## Work task
Please retype the entries exactly as they stand, leaving out any pictures.

===== Extracted entries

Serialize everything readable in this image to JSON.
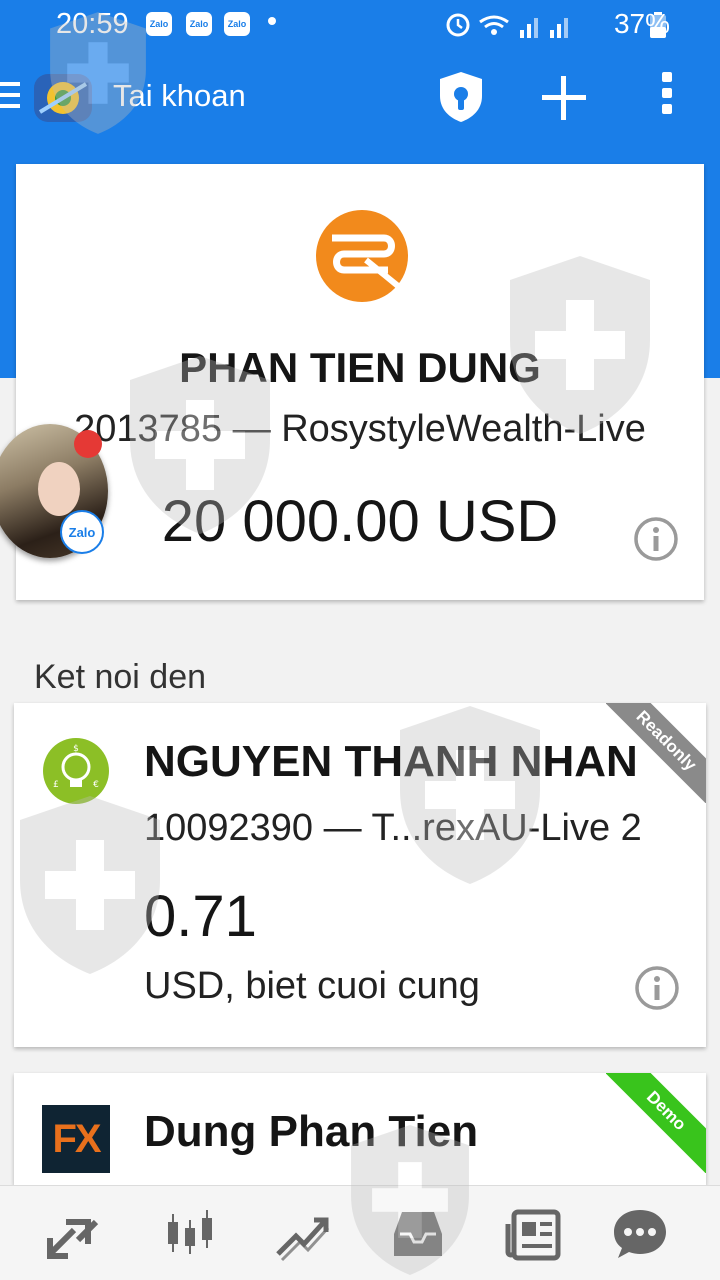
{
  "status_bar": {
    "time": "20:59",
    "notification_icons": [
      "Zalo",
      "Zalo",
      "Zalo"
    ],
    "battery": "37%"
  },
  "app_bar": {
    "title": "Tai khoan"
  },
  "main_account": {
    "name": "PHAN TIEN DUNG",
    "account": "2013785 — RosystyleWealth-Live",
    "balance": "20 000.00 USD"
  },
  "section_label": "Ket noi den",
  "accounts": [
    {
      "name": "NGUYEN THANH NHAN",
      "account": "10092390 — T...rexAU-Live 2",
      "balance": "0.71",
      "sub": "USD, biet cuoi cung",
      "ribbon": "Readonly"
    },
    {
      "name": "Dung Phan Tien",
      "ribbon": "Demo",
      "logo_text": "FX"
    }
  ],
  "chat_head": {
    "badge": "Zalo"
  },
  "colors": {
    "primary": "#1a7ee8",
    "readonly_ribbon": "#8a8a8a",
    "demo_ribbon": "#39c41c",
    "brand_orange": "#f28a1c"
  },
  "bottom_nav": [
    "quotes-icon",
    "chart-candles-icon",
    "trade-icon",
    "history-icon",
    "news-icon",
    "chat-icon"
  ]
}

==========

## Solved exercise
Serialize everything readable in this image to JSON.
{
  "status_bar": {
    "time": "20:59",
    "notification_icons": [
      "Zalo",
      "Zalo",
      "Zalo"
    ],
    "battery": "37%"
  },
  "app_bar": {
    "title": "Tai khoan"
  },
  "main_account": {
    "name": "PHAN TIEN DUNG",
    "account": "2013785 — RosystyleWealth-Live",
    "balance": "20 000.00 USD"
  },
  "section_label": "Ket noi den",
  "accounts": [
    {
      "name": "NGUYEN THANH NHAN",
      "account": "10092390 — T...rexAU-Live 2",
      "balance": "0.71",
      "sub": "USD, biet cuoi cung",
      "ribbon": "Readonly"
    },
    {
      "name": "Dung Phan Tien",
      "ribbon": "Demo",
      "logo_text": "FX"
    }
  ],
  "chat_head": {
    "badge": "Zalo"
  },
  "colors": {
    "primary": "#1a7ee8",
    "readonly_ribbon": "#8a8a8a",
    "demo_ribbon": "#39c41c",
    "brand_orange": "#f28a1c"
  },
  "bottom_nav": [
    "quotes-icon",
    "chart-candles-icon",
    "trade-icon",
    "history-icon",
    "news-icon",
    "chat-icon"
  ]
}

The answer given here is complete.